- Use clear polish to help keep nails strong
- Avoid artificial nails and colored polish, especially dark colors
- Wear gloves when washing dishes and gardening
- Care for nails and cuticles gently
- As Beau's lines grow beyond nail bed, cut them off
- Increase iron in your diet
- Cut back on or avoid caffeine
- Try taking vitamins for hair, skin, and nails
- Wear comfortable shoes that allow adequate room for your toes
When to See a Health ProfessionalIf you are having nail pain, or your nails appear infected or badly discolored, tell your nurse or doctor about it. Infections can be treated with antibiotics or other medications. Pain and discoloration should be diagnosed and treated by a health professional.

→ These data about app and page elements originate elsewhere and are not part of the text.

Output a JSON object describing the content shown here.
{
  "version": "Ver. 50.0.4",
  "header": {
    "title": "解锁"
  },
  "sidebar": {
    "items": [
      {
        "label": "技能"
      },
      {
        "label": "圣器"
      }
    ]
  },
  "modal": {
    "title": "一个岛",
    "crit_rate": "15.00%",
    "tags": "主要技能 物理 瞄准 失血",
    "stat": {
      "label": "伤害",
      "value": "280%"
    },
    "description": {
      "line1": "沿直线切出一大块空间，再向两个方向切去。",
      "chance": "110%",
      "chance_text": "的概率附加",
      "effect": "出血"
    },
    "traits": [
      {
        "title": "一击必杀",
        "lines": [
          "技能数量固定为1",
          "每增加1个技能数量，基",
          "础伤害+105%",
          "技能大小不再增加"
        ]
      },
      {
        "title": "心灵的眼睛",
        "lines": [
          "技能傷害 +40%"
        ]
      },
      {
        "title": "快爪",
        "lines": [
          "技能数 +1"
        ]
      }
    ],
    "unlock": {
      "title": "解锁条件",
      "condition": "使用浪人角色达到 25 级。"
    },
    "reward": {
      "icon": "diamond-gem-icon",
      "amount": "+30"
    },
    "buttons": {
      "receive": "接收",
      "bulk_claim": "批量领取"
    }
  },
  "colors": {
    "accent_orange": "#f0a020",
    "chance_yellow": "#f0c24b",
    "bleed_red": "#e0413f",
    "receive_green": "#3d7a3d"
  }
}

Your Nails Will RecoverEven if your nails disappear during chemo, or become lined or discolored, your skin and nail cells will start growing again at a healthy rate when treatment ends. New nail tissue will push the damaged nails out of the way. Fingernails grow three times faster than toenails, so allow more time to see improvements on your toes.
About Joseph Honoré Simon BeauFrench physician Joseph Honoré Simon Beau described transverse lines in nails in 1846. Beau's lines are named after him. Beau specialized in the physiology of the heart and lungs. These lines are also called Beau-Reil lines, to honor German anatomist Johann Christian Reil, who noted this phenomenon in 1796.
SourcesJournal of Clinical Oncology, July 1, 2005. Frozen Glove Reduces Skin and Nail Damage from Docetaxel Chemotherapy.
Annals of Oncology. Annals of Oncology 14:333-337, 2003. Taxane-induced nail changes: incidence, clinical presentation and outcome. Authors: A. M. Minisini, et. al.